▶ Requirement
Print all the data below exactly, without images.
(Given data begins)
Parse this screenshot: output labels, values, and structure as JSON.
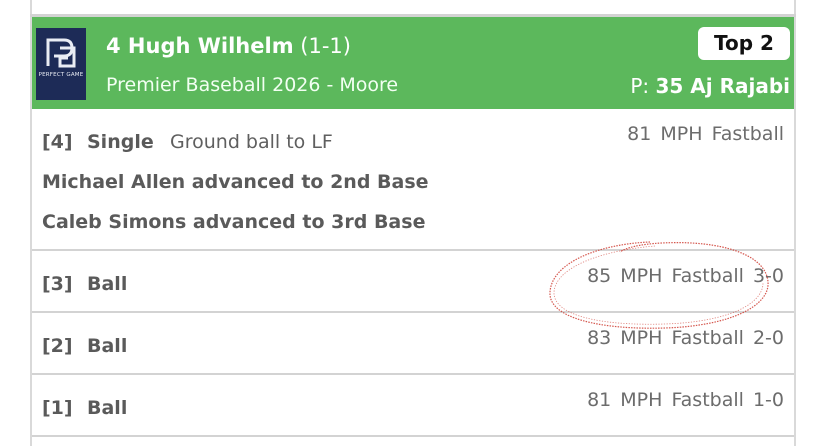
{
  "header": {
    "logo_text": "PERFECT GAME",
    "batter_name": "4 Hugh Wilhelm",
    "batter_record": "(1-1)",
    "team": "Premier Baseball 2026 - Moore",
    "inning": "Top 2",
    "pitcher_prefix": "P:",
    "pitcher_name": "35 Aj Rajabi"
  },
  "pitches": [
    {
      "num": "[4]",
      "result": "Single",
      "description": "Ground ball to LF",
      "speed": "81 MPH",
      "pitch_type": "Fastball",
      "count": "",
      "extra": [
        "Michael Allen advanced to 2nd Base",
        "Caleb Simons advanced to 3rd Base"
      ]
    },
    {
      "num": "[3]",
      "result": "Ball",
      "description": "",
      "speed": "85 MPH",
      "pitch_type": "Fastball",
      "count": "3-0",
      "extra": []
    },
    {
      "num": "[2]",
      "result": "Ball",
      "description": "",
      "speed": "83 MPH",
      "pitch_type": "Fastball",
      "count": "2-0",
      "extra": []
    },
    {
      "num": "[1]",
      "result": "Ball",
      "description": "",
      "speed": "81 MPH",
      "pitch_type": "Fastball",
      "count": "1-0",
      "extra": []
    }
  ],
  "colors": {
    "header_bg": "#5cb85c",
    "annotation": "#d0463c"
  }
}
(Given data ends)
▶ Worked solution
Parse this screenshot: output labels, values, and structure as JSON.
{
  "header": {
    "logo_text": "PERFECT GAME",
    "batter_name": "4 Hugh Wilhelm",
    "batter_record": "(1-1)",
    "team": "Premier Baseball 2026 - Moore",
    "inning": "Top 2",
    "pitcher_prefix": "P:",
    "pitcher_name": "35 Aj Rajabi"
  },
  "pitches": [
    {
      "num": "[4]",
      "result": "Single",
      "description": "Ground ball to LF",
      "speed": "81 MPH",
      "pitch_type": "Fastball",
      "count": "",
      "extra": [
        "Michael Allen advanced to 2nd Base",
        "Caleb Simons advanced to 3rd Base"
      ]
    },
    {
      "num": "[3]",
      "result": "Ball",
      "description": "",
      "speed": "85 MPH",
      "pitch_type": "Fastball",
      "count": "3-0",
      "extra": []
    },
    {
      "num": "[2]",
      "result": "Ball",
      "description": "",
      "speed": "83 MPH",
      "pitch_type": "Fastball",
      "count": "2-0",
      "extra": []
    },
    {
      "num": "[1]",
      "result": "Ball",
      "description": "",
      "speed": "81 MPH",
      "pitch_type": "Fastball",
      "count": "1-0",
      "extra": []
    }
  ],
  "colors": {
    "header_bg": "#5cb85c",
    "annotation": "#d0463c"
  }
}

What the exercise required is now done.